▶ **WHAT YOU SHOULD DO**: Look through the entries for the string "please", and copy each line that holds it.

▶ **RECORDED DATA**:
════════
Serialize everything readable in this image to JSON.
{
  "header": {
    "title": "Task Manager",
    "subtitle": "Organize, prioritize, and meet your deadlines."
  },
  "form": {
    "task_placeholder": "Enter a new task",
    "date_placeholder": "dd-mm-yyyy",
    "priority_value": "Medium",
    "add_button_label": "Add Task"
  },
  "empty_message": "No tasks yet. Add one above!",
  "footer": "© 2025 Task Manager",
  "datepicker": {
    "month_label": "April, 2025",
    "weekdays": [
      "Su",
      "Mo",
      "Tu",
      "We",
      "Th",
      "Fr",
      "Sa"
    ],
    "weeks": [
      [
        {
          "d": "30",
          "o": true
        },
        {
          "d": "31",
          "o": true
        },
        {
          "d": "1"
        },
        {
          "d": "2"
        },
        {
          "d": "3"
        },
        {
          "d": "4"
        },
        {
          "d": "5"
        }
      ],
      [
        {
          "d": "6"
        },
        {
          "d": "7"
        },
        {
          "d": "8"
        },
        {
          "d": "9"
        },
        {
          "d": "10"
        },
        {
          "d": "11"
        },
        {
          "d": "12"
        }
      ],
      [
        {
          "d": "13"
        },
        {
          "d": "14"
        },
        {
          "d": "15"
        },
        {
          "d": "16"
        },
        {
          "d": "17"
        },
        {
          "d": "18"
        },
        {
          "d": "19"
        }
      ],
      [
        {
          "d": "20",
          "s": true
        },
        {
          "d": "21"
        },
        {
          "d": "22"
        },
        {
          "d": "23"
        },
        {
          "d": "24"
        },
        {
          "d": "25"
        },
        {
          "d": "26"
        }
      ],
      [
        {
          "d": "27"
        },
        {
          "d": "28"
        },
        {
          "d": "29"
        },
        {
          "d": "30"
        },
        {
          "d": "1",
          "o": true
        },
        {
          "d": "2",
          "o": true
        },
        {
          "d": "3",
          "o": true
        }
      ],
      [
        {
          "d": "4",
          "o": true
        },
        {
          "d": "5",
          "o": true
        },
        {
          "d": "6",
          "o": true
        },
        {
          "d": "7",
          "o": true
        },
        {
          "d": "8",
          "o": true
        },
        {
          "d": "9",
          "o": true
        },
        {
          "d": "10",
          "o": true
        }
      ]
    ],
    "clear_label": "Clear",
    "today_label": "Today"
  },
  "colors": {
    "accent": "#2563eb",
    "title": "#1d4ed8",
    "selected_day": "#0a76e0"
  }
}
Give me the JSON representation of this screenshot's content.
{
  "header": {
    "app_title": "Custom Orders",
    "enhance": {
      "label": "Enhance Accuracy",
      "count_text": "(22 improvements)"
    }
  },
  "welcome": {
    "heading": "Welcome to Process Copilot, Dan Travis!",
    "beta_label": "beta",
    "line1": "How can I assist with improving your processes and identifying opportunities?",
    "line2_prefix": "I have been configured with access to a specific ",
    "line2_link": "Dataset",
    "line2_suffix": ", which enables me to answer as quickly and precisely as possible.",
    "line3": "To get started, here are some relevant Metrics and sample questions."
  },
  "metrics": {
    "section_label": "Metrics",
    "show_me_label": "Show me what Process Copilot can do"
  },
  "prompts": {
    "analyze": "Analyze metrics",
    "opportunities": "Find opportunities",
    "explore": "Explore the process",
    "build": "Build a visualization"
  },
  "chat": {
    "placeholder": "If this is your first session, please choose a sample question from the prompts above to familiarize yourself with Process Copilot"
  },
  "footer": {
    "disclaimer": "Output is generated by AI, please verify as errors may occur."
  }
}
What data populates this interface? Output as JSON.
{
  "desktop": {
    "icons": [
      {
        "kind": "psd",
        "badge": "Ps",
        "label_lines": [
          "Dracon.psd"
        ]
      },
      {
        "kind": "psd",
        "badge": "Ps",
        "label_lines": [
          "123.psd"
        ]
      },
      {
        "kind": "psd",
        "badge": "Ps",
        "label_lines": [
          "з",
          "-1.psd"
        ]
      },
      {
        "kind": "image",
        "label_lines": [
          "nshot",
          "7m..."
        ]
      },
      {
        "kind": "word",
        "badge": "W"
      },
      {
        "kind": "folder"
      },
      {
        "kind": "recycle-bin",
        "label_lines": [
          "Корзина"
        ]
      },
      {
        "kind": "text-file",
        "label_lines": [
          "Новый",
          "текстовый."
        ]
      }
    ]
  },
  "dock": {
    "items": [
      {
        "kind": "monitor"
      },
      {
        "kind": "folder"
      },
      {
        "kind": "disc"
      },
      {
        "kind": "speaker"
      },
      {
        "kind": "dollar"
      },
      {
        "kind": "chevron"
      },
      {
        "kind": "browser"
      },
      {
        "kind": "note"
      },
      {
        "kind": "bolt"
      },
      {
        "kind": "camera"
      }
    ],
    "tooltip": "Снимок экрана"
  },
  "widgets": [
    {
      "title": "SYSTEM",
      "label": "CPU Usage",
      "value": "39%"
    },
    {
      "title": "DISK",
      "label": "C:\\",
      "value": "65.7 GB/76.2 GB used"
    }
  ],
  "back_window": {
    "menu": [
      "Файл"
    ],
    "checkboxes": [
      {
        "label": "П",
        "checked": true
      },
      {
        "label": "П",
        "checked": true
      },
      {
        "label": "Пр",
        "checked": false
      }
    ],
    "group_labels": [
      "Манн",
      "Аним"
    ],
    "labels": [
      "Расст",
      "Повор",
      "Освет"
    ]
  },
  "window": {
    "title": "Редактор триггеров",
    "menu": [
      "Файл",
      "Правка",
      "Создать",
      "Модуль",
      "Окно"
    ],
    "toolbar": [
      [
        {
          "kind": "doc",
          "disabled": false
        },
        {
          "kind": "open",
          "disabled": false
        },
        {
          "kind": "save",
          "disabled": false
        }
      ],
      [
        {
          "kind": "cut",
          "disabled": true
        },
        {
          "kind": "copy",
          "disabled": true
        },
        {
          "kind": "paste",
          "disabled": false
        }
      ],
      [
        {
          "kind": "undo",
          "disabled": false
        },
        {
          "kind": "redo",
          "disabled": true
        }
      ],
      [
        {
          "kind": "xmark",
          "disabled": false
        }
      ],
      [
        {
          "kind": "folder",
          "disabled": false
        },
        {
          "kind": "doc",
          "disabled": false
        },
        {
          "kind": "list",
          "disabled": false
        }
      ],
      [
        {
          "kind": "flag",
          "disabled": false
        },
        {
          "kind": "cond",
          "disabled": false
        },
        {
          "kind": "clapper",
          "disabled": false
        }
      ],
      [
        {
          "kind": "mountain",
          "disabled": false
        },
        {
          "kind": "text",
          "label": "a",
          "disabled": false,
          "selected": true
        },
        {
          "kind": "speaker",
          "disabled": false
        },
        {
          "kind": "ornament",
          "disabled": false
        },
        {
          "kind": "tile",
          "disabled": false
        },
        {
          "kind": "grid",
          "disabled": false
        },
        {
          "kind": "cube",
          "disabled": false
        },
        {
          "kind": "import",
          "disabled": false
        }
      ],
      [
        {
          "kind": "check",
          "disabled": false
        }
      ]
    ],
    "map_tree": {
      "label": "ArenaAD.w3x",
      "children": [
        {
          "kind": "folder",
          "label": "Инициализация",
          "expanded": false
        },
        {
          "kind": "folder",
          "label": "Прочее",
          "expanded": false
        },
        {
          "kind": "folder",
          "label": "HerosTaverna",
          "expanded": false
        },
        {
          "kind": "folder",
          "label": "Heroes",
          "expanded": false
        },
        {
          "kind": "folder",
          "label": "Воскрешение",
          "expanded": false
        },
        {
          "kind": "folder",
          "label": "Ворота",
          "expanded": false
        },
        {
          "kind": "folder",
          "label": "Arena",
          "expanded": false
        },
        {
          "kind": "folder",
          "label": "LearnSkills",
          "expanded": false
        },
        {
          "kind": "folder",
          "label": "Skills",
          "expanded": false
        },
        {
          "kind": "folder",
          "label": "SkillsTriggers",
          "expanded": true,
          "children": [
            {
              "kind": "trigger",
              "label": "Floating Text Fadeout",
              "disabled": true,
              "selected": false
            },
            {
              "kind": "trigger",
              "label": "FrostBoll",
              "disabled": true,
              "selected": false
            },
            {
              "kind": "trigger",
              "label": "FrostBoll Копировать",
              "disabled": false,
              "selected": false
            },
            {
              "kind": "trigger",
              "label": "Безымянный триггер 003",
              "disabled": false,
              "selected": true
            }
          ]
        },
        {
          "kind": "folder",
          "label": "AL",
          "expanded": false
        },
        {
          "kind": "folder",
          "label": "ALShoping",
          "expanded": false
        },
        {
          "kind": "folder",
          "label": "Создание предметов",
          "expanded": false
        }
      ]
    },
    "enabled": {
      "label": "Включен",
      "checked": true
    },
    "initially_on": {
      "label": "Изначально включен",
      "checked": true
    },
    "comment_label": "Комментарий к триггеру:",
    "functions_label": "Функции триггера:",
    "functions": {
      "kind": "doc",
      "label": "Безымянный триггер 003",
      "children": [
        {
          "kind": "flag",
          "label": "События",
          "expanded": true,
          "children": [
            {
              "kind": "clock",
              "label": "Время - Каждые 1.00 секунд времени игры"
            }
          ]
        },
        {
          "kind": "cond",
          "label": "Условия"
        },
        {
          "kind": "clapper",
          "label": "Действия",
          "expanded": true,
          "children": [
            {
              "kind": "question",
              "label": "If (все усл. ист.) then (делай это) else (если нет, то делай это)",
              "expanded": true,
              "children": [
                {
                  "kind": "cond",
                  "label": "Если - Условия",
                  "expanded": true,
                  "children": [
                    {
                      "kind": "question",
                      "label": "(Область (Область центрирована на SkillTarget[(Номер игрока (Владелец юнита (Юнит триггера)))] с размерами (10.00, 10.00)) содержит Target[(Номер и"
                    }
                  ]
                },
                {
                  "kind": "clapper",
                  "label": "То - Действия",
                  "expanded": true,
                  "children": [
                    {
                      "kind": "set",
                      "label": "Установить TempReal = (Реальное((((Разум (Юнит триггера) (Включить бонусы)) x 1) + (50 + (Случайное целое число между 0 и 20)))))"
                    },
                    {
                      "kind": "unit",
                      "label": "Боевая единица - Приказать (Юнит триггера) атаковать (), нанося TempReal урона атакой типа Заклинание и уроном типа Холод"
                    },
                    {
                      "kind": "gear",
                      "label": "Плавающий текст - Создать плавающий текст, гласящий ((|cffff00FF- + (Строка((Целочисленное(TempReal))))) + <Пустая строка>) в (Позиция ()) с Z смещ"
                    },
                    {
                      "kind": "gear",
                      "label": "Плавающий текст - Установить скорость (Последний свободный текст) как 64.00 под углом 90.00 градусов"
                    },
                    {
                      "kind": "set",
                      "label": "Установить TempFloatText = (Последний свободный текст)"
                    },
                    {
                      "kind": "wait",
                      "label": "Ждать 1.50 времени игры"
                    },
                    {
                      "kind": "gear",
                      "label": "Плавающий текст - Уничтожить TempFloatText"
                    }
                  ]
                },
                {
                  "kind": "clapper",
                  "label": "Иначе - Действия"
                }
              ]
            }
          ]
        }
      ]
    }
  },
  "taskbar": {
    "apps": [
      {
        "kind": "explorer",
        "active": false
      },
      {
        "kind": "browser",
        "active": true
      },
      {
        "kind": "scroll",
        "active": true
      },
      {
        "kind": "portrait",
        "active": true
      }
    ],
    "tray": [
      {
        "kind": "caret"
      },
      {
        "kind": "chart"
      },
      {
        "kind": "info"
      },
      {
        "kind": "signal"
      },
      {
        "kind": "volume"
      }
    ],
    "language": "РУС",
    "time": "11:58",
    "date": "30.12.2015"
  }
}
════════
▶ **OUTPUT BELOW**:
    "placeholder": "If this is your first session, please choose a sample question from the prompts above to familiarize yourself with Process Copilot"
    "disclaimer": "Output is generated by AI, please verify as errors may occur."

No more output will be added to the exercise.